IMP does not go "online" after a power outage

I am running imp on 3.7V LiPo battery. Last night I saw the power on pin9 go down to 2.7 volts. Then noticed Device was “offline” in Planner. The battery drained. I am using Solar to charge it, so overnight was not going to charge.

But this morning, after 5+ hours of good sunshine, I see the Solar panel is charging the battery just fine.

The battery is still connected to IMP. IMP had “red” light on and it was “offline.” The application for the IMP is for use outside and having it come back online by itself after say 8-hours or even 2-days of no power is what I am after.

Behavior I was expecting on the IMP was that when power was back up, it would turn on again. Am I correct to assume that?

Note: The way I got it back online was to unseat/reseat the IMP.


It sounds like something in your charging circuit might be locking out power once the voltage goes below a certain threshold. What are you using as a charging circuit/chip?

hmm. k I am using:

Good circuit because it uses solar direct, and charges too. Without solar, uses battery. But IMP’s light was “off” when it was online last night when there was some juice left in the battery. This morning the indicator on IMP was red. Does it not mean at least the source voltage was good?

I can try another thing with an LED that goes off/on to see if circuit cuts out and in and what happens to LED.

When you say the Imp red light was on, do you mean it was blinking? The Blinkup lights will normally only be on for 60 seconds after a boot, however, if the Imp is boot looping because your battery voltage is too low it will likely blink red continuously. You want to make sure there is under voltage protection somewhere in your circuit to avoid this. You also want the circuit to not power back up until your battery has enough capacity to fully bring the Imp and your circuit online. I’d say one of these isn’t functioning properly.

I recommend reading through the material on LiPo battery solutions in the documentation… it will make all of this much more clear.
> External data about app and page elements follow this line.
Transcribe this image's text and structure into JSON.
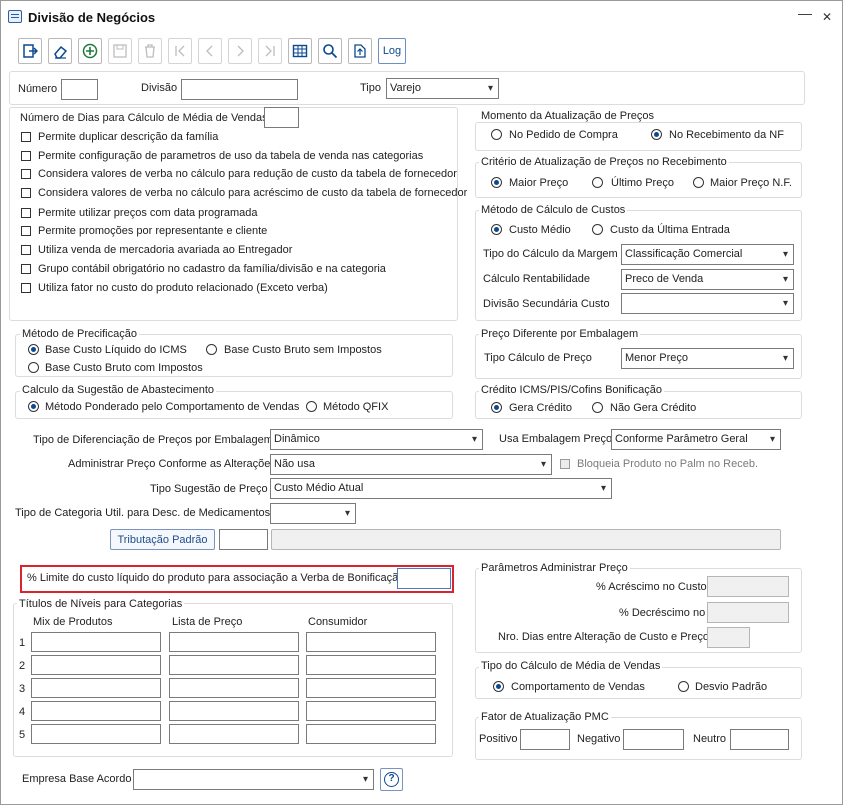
{
  "window": {
    "title": "Divisão de Negócios",
    "minimize": "—",
    "close": "✕"
  },
  "toolbar": {
    "log_label": "Log"
  },
  "header": {
    "numero_label": "Número",
    "divisao_label": "Divisão",
    "tipo_label": "Tipo",
    "tipo_value": "Varejo"
  },
  "options": {
    "dias_label": "Número de Dias para Cálculo de Média de Vendas",
    "checkboxes": [
      "Permite duplicar descrição da família",
      "Permite configuração de parametros de uso da tabela de venda nas categorias",
      "Considera valores de verba no cálculo para redução de custo da tabela de fornecedor",
      "Considera valores de verba no cálculo para acréscimo de custo da tabela de fornecedor",
      "Permite utilizar preços com data programada",
      "Permite promoções por representante e cliente",
      "Utiliza venda de mercadoria avariada ao Entregador",
      "Grupo contábil obrigatório no cadastro da família/divisão e na categoria",
      "Utiliza fator no custo do produto relacionado (Exceto verba)"
    ]
  },
  "momento": {
    "title": "Momento da Atualização de Preços",
    "opt1": "No Pedido de Compra",
    "opt2": "No Recebimento da NF"
  },
  "criterio": {
    "title": "Critério de Atualização de Preços no Recebimento",
    "opt1": "Maior Preço",
    "opt2": "Último Preço",
    "opt3": "Maior Preço N.F."
  },
  "metodo_custos": {
    "title": "Método de Cálculo de Custos",
    "opt1": "Custo Médio",
    "opt2": "Custo da Última Entrada",
    "margem_label": "Tipo do Cálculo da Margem",
    "margem_value": "Classificação Comercial",
    "rent_label": "Cálculo Rentabilidade",
    "rent_value": "Preco de Venda",
    "divsec_label": "Divisão Secundária Custo",
    "divsec_value": ""
  },
  "precificacao": {
    "title": "Método de Precificação",
    "opt1": "Base Custo Líquido do ICMS",
    "opt2": "Base Custo Bruto sem Impostos",
    "opt3": "Base Custo Bruto com Impostos"
  },
  "preco_emb": {
    "title": "Preço Diferente por Embalagem",
    "tipo_label": "Tipo Cálculo de Preço",
    "tipo_value": "Menor Preço"
  },
  "sugestao": {
    "title": "Calculo da Sugestão de Abastecimento",
    "opt1": "Método Ponderado pelo Comportamento de Vendas",
    "opt2": "Método QFIX"
  },
  "credito": {
    "title": "Crédito ICMS/PIS/Cofins Bonificação",
    "opt1": "Gera Crédito",
    "opt2": "Não Gera Crédito"
  },
  "form": {
    "dif_label": "Tipo de Diferenciação de Preços por Embalagem",
    "dif_value": "Dinâmico",
    "usa_emb_label": "Usa Embalagem Preço",
    "usa_emb_value": "Conforme Parâmetro Geral",
    "admin_label": "Administrar Preço Conforme as Alterações",
    "admin_value": "Não usa",
    "bloqueia_label": "Bloqueia Produto no Palm no Receb.",
    "sug_label": "Tipo Sugestão de Preço",
    "sug_value": "Custo Médio Atual",
    "cat_label": "Tipo de Categoria Util. para Desc. de  Medicamentos",
    "cat_value": "",
    "trib_button": "Tributação Padrão"
  },
  "limite": {
    "label": "% Limite do custo líquido do produto para associação a Verba de Bonificação"
  },
  "niveis": {
    "title": "Títulos de Níveis para Categorias",
    "col1": "Mix de Produtos",
    "col2": "Lista de Preço",
    "col3": "Consumidor",
    "rows": [
      "1",
      "2",
      "3",
      "4",
      "5"
    ]
  },
  "param_admin": {
    "title": "Parâmetros Administrar Preço",
    "acrescimo": "% Acréscimo no Custo",
    "decrescimo": "% Decréscimo no",
    "dias": "Nro. Dias entre Alteração de Custo e Preço"
  },
  "media_vendas": {
    "title": "Tipo do Cálculo de Média de Vendas",
    "opt1": "Comportamento de Vendas",
    "opt2": "Desvio Padrão"
  },
  "pmc": {
    "title": "Fator de Atualização PMC",
    "positivo": "Positivo",
    "negativo": "Negativo",
    "neutro": "Neutro"
  },
  "empresa": {
    "label": "Empresa Base Acordo",
    "value": "",
    "help": "?"
  },
  "colors": {
    "accent": "#0b4a8f",
    "highlight_border": "#d9232d"
  }
}
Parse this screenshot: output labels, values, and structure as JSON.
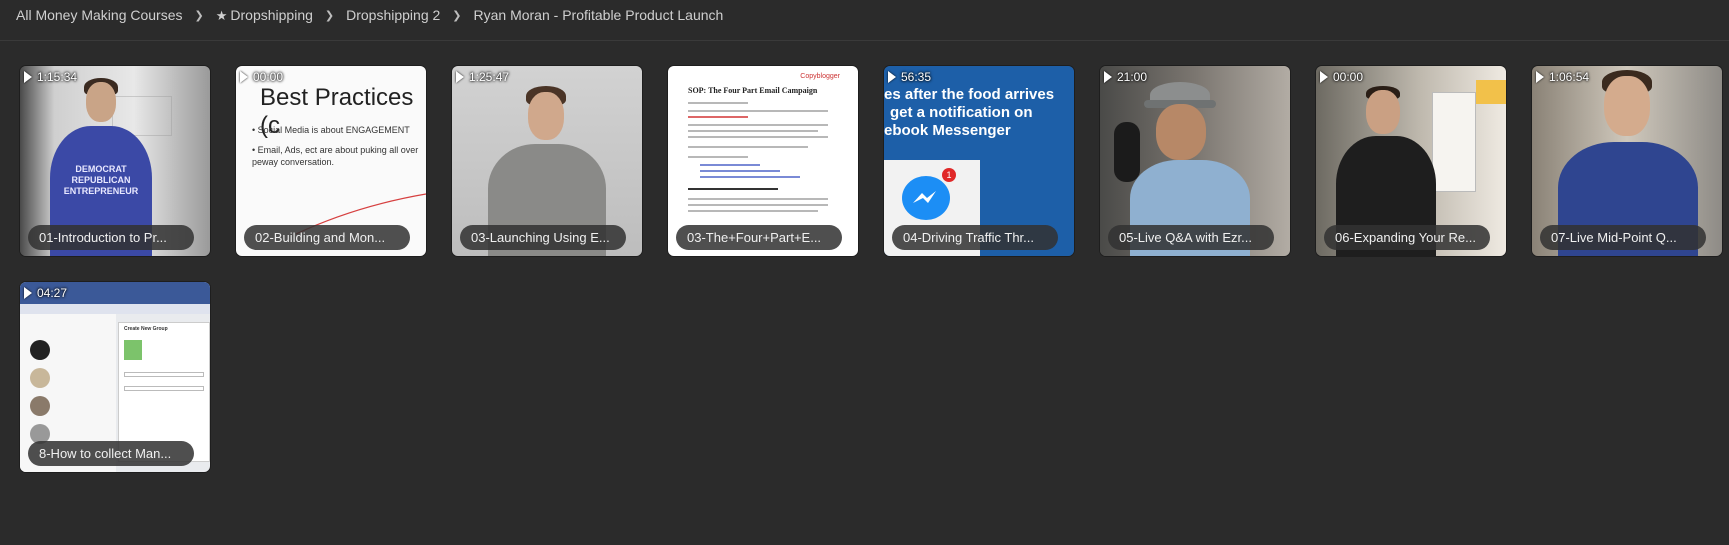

I am hoping to make a Imp module with a good solar/energy harvesting set up soon. Its complex but really cool.

The RED light was solid (not blinking). I am going to read through the Adafruit solar charger to see about the cut-off and turn-back-on states.

Yes the solar/battery would be great - so few to chose from surprisingly,

Ideally you should have an undervoltage lockout for this to ensure the imp gets cut off before it would operate erratically, and power wouldn’t be restored until it was above a safe level.

If you look at the nora reference design, you’ll see an example of such a circuit. You’d need to use the right version of the controller IC to give the right thresholds for your battery though.

Hi Hugo et al

Thanks for referring to Nora I will look. Was hoping to use the circuit I’ve already purchased from Adafruit which uses Microchip and it should have this undervoltage lockout/restore (seems a must for such an IC).

But - let me ask this. This issue happened again. Specifically, the RED stays solid. This is not explainable - I looked over the BlinkUp troubleshooting color chart, and a solid RED is not on their list.

Have I found a bug? How do I get some answer on it from Electric Imp team - so I know I am not chasing something elsewhere that’s not going to pan out bcoz its a possible bug on IMP?

As I said, this is erratic behavior due to low voltage most likely. The imp is not successfully running any code (so it can’t indicate anything that would match a blinkup code). It likely ran enough code to turn the led on, and then the CPU got into a strange state due to the brownout, and the CPU locked up. I don’t believe this is a bug, because software doesn’t have control if the CPU goes haywire. There is auto-reset hardware in the SoC for brownouts but it’s hard to tell whether this would help in your case without having it on our bench to analyze.

We’ve not seen this state ourselves, despite running similar setups (running the imp from a supercap and a solar cell), but I can believe it could exist.